Bicyclists are first to roll off the Merrimac car ferry.
When they were little, Sue Ann and Debra used to go for Sunday drives with their family, crossing on the ferry and stopping for ice cream at one of the stands on each side of the river.
We wonder if the captain would kick us off if we rode all day.
"We could bring a grill, some brewskis and lawn chairs and make a day of it,'' Debra jokes.
North of Merrimac, off Wisconsin 78, we drive into a peaceful retreat built by the Durwards, a family of priests, painters and writers who arrived in the valley in 1862.
There's a chapel, a lodge, a guesthouse, a shrine and, most interesting to us, the Cornerstone Hermitage. This narrow, two-story building was built in 1926 by Father John Durward for his own use while visiting his family.
Later, it was filled with mounted birds by Wilfrid Durward and used as an art gallery by Mary Durward. Now, it's available to the public for their own retreats. The public also is welcome to walk along the babbling brook and picnic in the glen.

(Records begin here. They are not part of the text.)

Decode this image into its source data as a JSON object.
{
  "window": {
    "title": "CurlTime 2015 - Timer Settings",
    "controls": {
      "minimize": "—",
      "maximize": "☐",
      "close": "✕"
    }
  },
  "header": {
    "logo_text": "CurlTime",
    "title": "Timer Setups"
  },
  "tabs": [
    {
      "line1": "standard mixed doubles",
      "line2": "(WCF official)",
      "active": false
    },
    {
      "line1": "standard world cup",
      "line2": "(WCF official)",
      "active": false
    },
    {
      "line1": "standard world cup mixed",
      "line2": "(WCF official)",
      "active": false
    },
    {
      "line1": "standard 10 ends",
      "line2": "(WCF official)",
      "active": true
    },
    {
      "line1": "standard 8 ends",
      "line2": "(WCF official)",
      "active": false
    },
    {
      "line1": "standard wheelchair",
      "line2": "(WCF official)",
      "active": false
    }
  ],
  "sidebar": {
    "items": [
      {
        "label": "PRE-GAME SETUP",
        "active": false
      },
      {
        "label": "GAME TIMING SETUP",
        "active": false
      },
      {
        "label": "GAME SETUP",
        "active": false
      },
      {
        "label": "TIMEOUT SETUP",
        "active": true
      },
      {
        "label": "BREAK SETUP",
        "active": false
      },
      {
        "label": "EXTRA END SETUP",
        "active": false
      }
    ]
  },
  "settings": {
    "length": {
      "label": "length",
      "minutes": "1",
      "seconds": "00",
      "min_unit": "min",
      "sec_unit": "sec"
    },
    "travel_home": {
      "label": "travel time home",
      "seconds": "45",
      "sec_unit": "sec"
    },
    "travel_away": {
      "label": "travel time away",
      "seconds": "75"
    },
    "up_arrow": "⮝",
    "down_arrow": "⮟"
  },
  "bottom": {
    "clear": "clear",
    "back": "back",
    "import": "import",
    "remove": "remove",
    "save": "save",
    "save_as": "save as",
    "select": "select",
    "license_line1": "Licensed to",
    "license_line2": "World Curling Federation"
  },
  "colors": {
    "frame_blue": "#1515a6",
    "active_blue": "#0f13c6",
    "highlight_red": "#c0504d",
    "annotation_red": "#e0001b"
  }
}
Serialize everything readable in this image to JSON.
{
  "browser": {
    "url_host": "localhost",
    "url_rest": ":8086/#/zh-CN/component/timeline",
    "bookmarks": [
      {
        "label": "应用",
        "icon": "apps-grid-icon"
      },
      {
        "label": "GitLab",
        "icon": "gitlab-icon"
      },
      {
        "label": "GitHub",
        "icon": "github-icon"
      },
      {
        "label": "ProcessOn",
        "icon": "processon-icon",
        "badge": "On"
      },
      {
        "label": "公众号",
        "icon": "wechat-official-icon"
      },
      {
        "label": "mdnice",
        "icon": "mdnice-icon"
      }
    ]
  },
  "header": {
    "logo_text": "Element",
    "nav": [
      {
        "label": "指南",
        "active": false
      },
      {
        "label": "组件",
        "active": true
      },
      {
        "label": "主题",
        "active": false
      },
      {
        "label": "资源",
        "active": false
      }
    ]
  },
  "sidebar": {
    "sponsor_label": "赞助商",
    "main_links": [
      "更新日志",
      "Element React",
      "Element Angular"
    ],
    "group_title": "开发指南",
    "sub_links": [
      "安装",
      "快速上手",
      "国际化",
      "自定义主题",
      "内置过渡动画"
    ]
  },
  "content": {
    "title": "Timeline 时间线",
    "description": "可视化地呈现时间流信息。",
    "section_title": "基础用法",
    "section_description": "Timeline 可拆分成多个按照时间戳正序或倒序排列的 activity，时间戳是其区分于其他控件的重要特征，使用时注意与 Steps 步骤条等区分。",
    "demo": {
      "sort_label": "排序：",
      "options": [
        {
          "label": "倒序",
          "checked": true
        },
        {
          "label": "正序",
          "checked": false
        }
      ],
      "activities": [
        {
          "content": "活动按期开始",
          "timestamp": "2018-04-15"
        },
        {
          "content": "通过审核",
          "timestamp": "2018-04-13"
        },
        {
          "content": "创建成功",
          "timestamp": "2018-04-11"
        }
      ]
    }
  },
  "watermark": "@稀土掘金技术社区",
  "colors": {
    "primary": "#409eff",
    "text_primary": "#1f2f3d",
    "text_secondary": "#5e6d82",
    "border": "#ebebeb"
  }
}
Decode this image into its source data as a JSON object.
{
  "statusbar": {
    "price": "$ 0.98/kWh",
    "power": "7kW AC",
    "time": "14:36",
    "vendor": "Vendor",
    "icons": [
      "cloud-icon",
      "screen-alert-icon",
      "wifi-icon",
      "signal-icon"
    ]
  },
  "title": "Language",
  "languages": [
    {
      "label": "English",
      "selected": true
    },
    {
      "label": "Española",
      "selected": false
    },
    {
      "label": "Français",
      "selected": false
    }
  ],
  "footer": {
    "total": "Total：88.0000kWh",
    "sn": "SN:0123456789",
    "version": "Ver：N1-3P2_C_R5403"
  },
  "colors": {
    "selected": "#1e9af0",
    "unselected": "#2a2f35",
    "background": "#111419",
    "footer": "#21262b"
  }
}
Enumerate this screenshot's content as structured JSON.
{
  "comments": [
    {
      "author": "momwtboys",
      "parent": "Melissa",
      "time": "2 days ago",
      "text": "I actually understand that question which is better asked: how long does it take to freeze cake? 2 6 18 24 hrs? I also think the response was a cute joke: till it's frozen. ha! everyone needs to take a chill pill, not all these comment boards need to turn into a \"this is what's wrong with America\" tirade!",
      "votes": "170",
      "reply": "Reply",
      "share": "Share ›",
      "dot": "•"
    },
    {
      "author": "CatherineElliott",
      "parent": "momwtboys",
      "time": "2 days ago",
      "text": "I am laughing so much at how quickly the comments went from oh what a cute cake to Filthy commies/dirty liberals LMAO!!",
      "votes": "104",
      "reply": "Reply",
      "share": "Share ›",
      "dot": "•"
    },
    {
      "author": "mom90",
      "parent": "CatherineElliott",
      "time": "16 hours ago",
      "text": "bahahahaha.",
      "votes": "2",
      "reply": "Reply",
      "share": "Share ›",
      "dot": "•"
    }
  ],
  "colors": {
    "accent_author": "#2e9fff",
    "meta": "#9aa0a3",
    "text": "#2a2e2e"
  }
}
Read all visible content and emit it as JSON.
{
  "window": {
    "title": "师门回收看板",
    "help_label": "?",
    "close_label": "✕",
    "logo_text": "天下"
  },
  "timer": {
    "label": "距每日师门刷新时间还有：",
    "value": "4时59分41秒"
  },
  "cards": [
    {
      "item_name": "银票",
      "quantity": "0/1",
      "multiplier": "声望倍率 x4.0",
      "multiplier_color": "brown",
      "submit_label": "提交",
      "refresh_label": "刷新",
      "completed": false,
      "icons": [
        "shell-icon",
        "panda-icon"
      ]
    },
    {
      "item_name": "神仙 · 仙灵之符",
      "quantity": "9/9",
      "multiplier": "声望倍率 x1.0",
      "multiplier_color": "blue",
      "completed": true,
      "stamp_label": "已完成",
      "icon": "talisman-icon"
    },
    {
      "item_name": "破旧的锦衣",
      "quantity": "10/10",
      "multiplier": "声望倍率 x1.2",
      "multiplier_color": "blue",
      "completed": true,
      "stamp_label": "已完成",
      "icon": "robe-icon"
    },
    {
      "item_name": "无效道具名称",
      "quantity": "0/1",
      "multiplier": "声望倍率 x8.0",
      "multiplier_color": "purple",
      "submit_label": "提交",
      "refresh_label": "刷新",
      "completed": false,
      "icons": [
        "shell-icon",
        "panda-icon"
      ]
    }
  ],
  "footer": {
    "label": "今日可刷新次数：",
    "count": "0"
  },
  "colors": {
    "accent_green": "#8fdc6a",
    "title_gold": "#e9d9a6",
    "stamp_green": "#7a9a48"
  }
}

Parfrey's Glen, Wisconsin's first state natural area and one of the most magical spots on the Ice Age Trail, is two miles southwest of Durward's Glen. It's connected by the trail to Devils Lake State Park, Wisconsin's most-visited state park.
Trip Tips: Prairie du Sac and Sauk City in Wisconsin
Getting there: The two towns are half an hour south of Wisconsin Dells, east of Spring Green and north of Madison.
2018 events: Jan. 12-13, Bald Eagle Watching Days. July 4, Fire on the River. Aug. 31-Sept. 1, Wisconsin State Cow Chip Throw, with music, arts and crafts and the Tournament of Chips parade at noon Saturday.
For events at Wollersheim Winery, see A vintage vineyard.
Accommodations: In Sauk City, the Cedarberry Inn is a pleasant chain-style hotel.
Dining: In Prairie du Sac, the Blue Spoon Cafe serves lovely salads, sandwiches and soups and up to a dozen flavors of its own homemade gelato. It's closed Sundays.
In Sauk City, Vintage Brewing offers daily specials as well as sandwiches, burgers, soups, salads and its own craft beers.
In Roxbury, on County Road Y southeast of Sauk City, the Dorf Haus Supper Club
serves German classics. The Roxbury Tavern, famous for its summer solstice piano burnings and progressive politics, has Lake Louie on tap and is a convivial place for Sunday pancakes or a plate of jambalaya.
Information: Sauk Prairie area tourism, 608-643-4168. The attractive Welcome Center in Sauk City is a handy place to stop.
Last updated on March 7, 2018